Six weeks ago, I wrote of the staggering ignorance and contempt Goldman-Sachs CEO Lloyd Blankfein holds for people who receive any monies/services/and or benefits he does not. Even when we pay for them.
Our failure to understand the consequences of our unbridled gluttony and its effect upon his starving Wall Street brethren has earned us his well-chronicled derision.
Now, former AIG CEO Maurice Greenberg (who asks that we call him “Hank”) seeks to outdo his Wall Street compadre by joining a lawsuit filed against the American government seeking redress for the “excessive” interest the government charged AIG for its 2008 bailout of the financial giant.
Yes—you read that correctly. No one snuck up behind you and bashed your skull in with a blunt instrument. Nor are you experiencing a cardiac episode. You are not on the verge of glimpsing the white light of the hereafter.

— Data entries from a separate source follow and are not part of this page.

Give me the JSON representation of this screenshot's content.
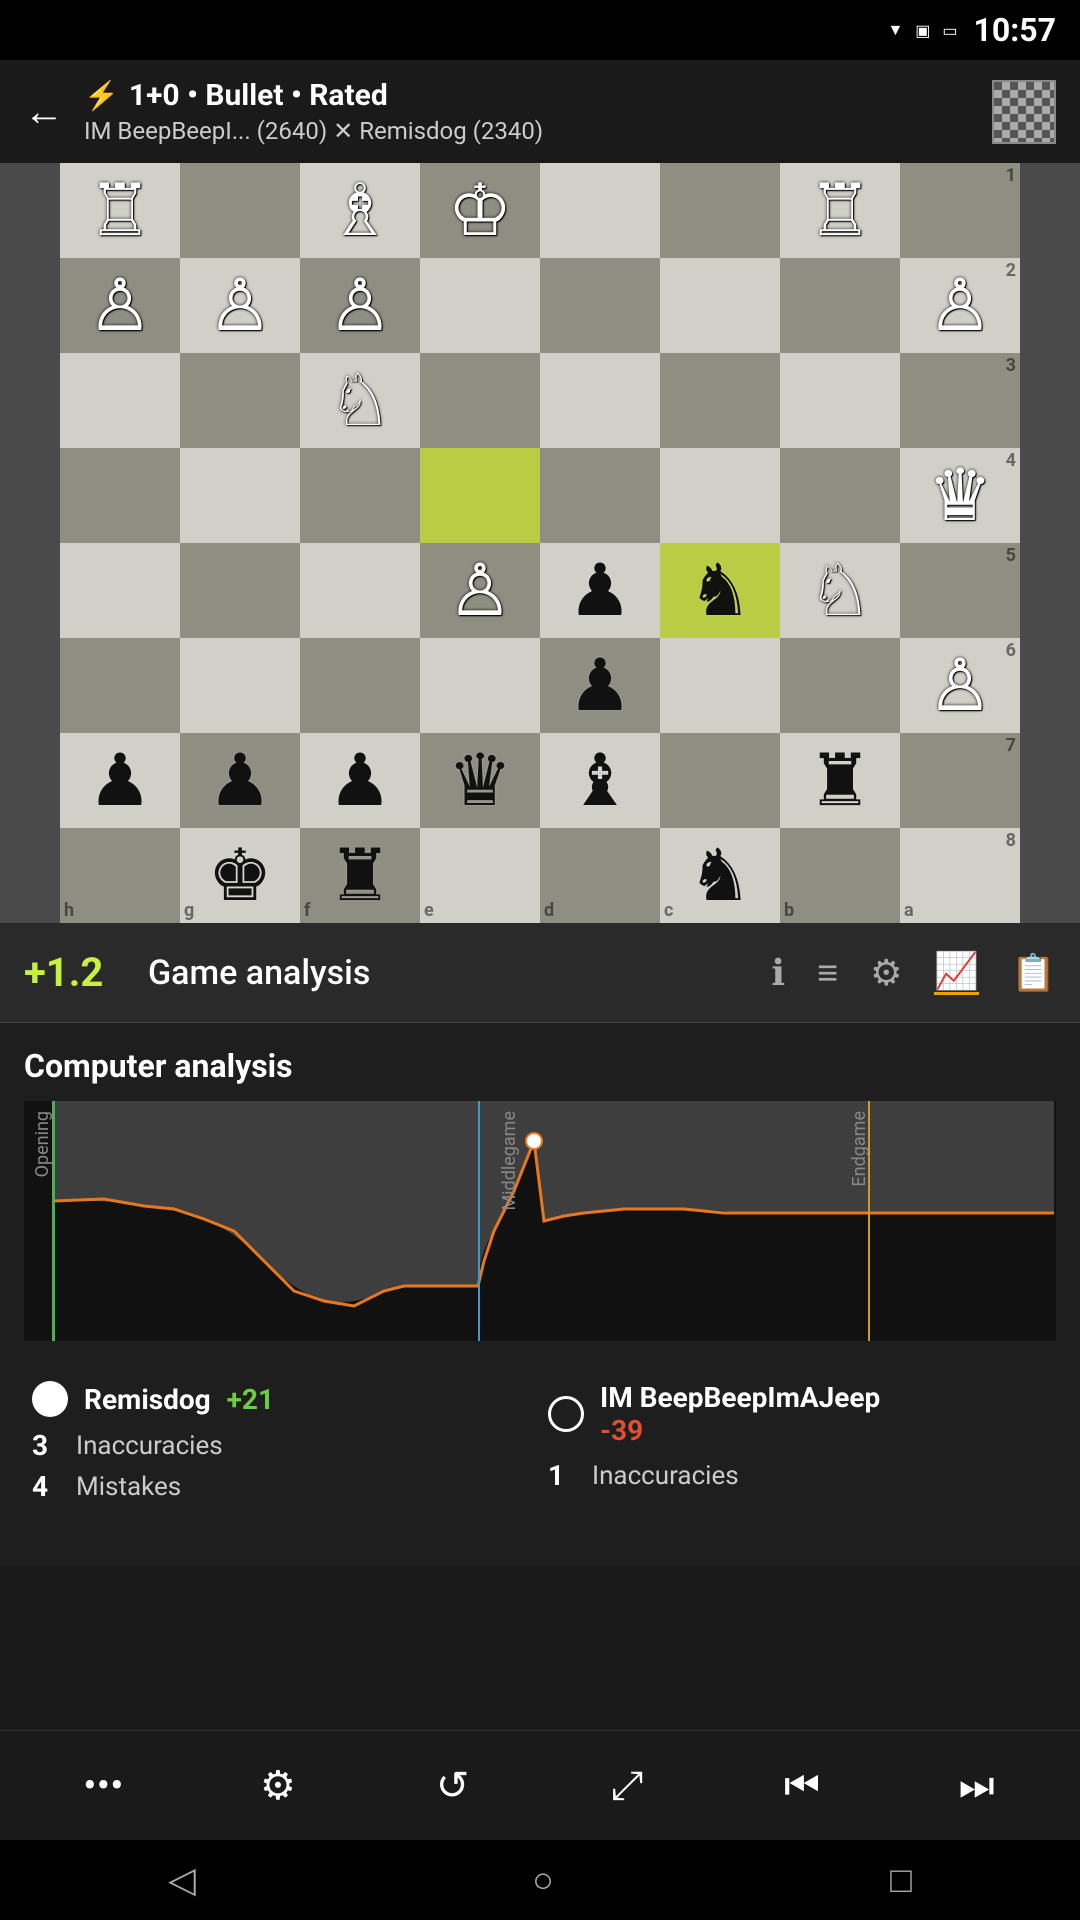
{
  "statusBar": {
    "time": "10:57"
  },
  "header": {
    "backLabel": "←",
    "bolt": "⚡",
    "title": "1+0 • Bullet • Rated",
    "players": "IM BeepBeepI... (2640) ✕ Remisdog (2340)"
  },
  "analysisBar": {
    "eval": "+1.2",
    "title": "Game analysis",
    "icons": [
      "ℹ",
      "≡",
      "⚙",
      "📈",
      "📋"
    ]
  },
  "computerAnalysis": {
    "sectionTitle": "Computer analysis",
    "chartLabels": {
      "opening": "Opening",
      "middlegame": "Middlegame",
      "endgame": "Endgame"
    },
    "players": [
      {
        "name": "Remisdog",
        "score": "+21",
        "scoreType": "positive",
        "dotType": "filled",
        "stats": [
          {
            "number": "3",
            "label": "Inaccuracies"
          },
          {
            "number": "4",
            "label": "Mistakes"
          }
        ]
      },
      {
        "name": "IM BeepBeepImAJeep",
        "score": "-39",
        "scoreType": "negative",
        "dotType": "outline",
        "stats": [
          {
            "number": "1",
            "label": "Inaccuracies"
          }
        ]
      }
    ]
  },
  "toolbar": {
    "buttons": [
      "•••",
      "⚙",
      "↺",
      "⤢",
      "⏮",
      "⏭"
    ]
  },
  "navBar": {
    "buttons": [
      "◁",
      "○",
      "□"
    ]
  },
  "board": {
    "files": [
      "h",
      "g",
      "f",
      "e",
      "d",
      "c",
      "b",
      "a"
    ],
    "ranks": [
      "1",
      "2",
      "3",
      "4",
      "5",
      "6",
      "7",
      "8"
    ]
  }
}
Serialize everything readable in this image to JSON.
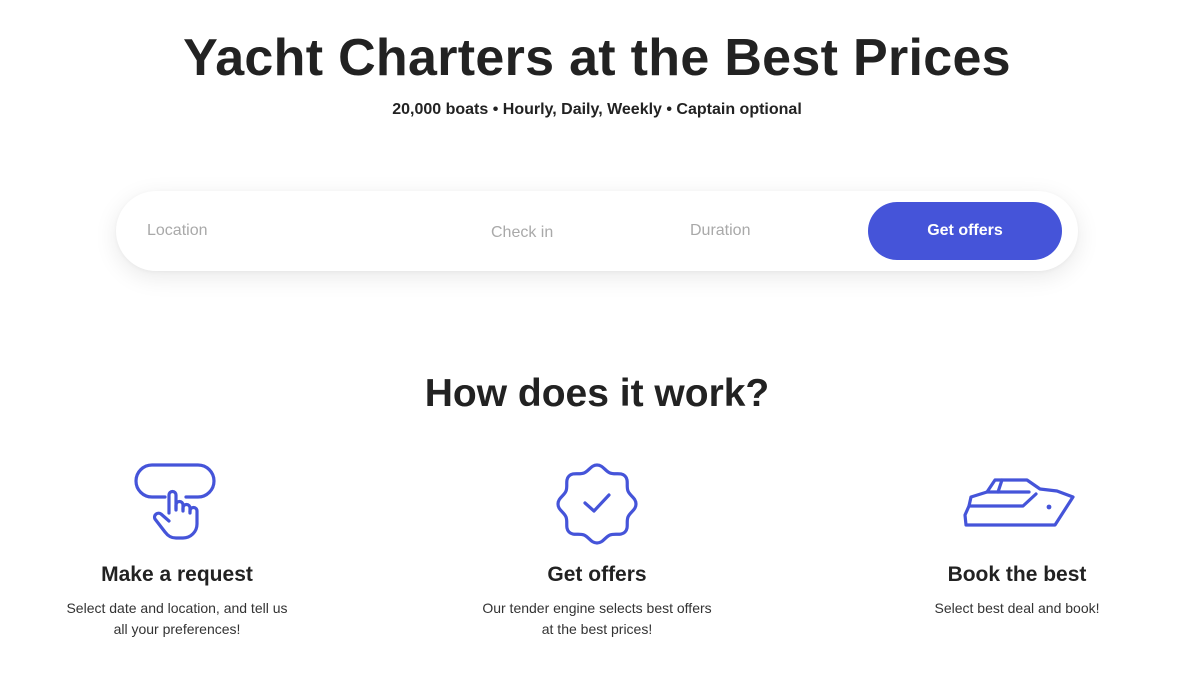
{
  "hero": {
    "title": "Yacht Charters at the Best Prices",
    "subtitle": "20,000 boats • Hourly, Daily, Weekly • Captain optional"
  },
  "search": {
    "location_placeholder": "Location",
    "checkin_placeholder": "Check in",
    "duration_placeholder": "Duration",
    "button_label": "Get offers"
  },
  "how_it_works": {
    "title": "How does it work?",
    "steps": [
      {
        "icon": "tap-pointer-icon",
        "title": "Make a request",
        "text": "Select date and location, and tell us all your preferences!"
      },
      {
        "icon": "verified-badge-icon",
        "title": "Get offers",
        "text": "Our tender engine selects best offers at the best prices!"
      },
      {
        "icon": "yacht-icon",
        "title": "Book the best",
        "text": "Select best deal and book!"
      }
    ]
  },
  "colors": {
    "accent": "#4554d9",
    "heading": "#222222",
    "placeholder": "#a9a9a9"
  }
}
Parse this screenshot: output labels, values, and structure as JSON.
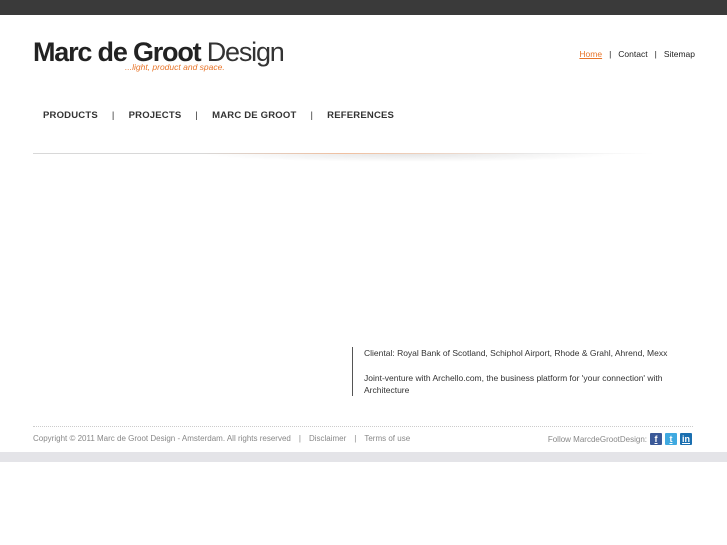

Folksy, regular guy Hank just wants to sue America “on behalf of” AIG stockholders who were made to shoulder the expense of the government’s (presumably excessive) rescue of the corporate parasite.
If this strikes you as suing the ambulance company because you made it to the hospital in time for life-saving surgery, you’re standing smack dab in the middle of the road to reason.
Let’s go over this one more time, so that even if you’re a cash-addled, Wall Street shithead you understand the lunacy of it:
Because AIG stockholders continue to earn money from their AIG shares (which, by the way, climbed 50% in value last year) thanks to the American taxpayer, Greenberg and AIG want to sue same because it cost them money to be brought back from the dead so that they might be allowed to live and continue making money.
For a change, the nation and its citizenry reacted with swift, bracing clarity, with the resounding sentiment being something along the lines of “Bite me, AIG! Fuck off, Greenberg!” Even officialdom weighed-in with uncharacteristically blunt remarks.
But if I have learned anything watching America disintegrate into a corpocracy, it is that the corporate sense of entitlement is like a virus; it will emerge and retreat until it has chanced upon the ideal set of circumstances and the perfect host which will allow it to thrive.
Failing a Republican president and/or a Republican-dominated Congress, it will wait until things quiet down and then find a back door and pending legislation to quietly attach itself to.
You just watch.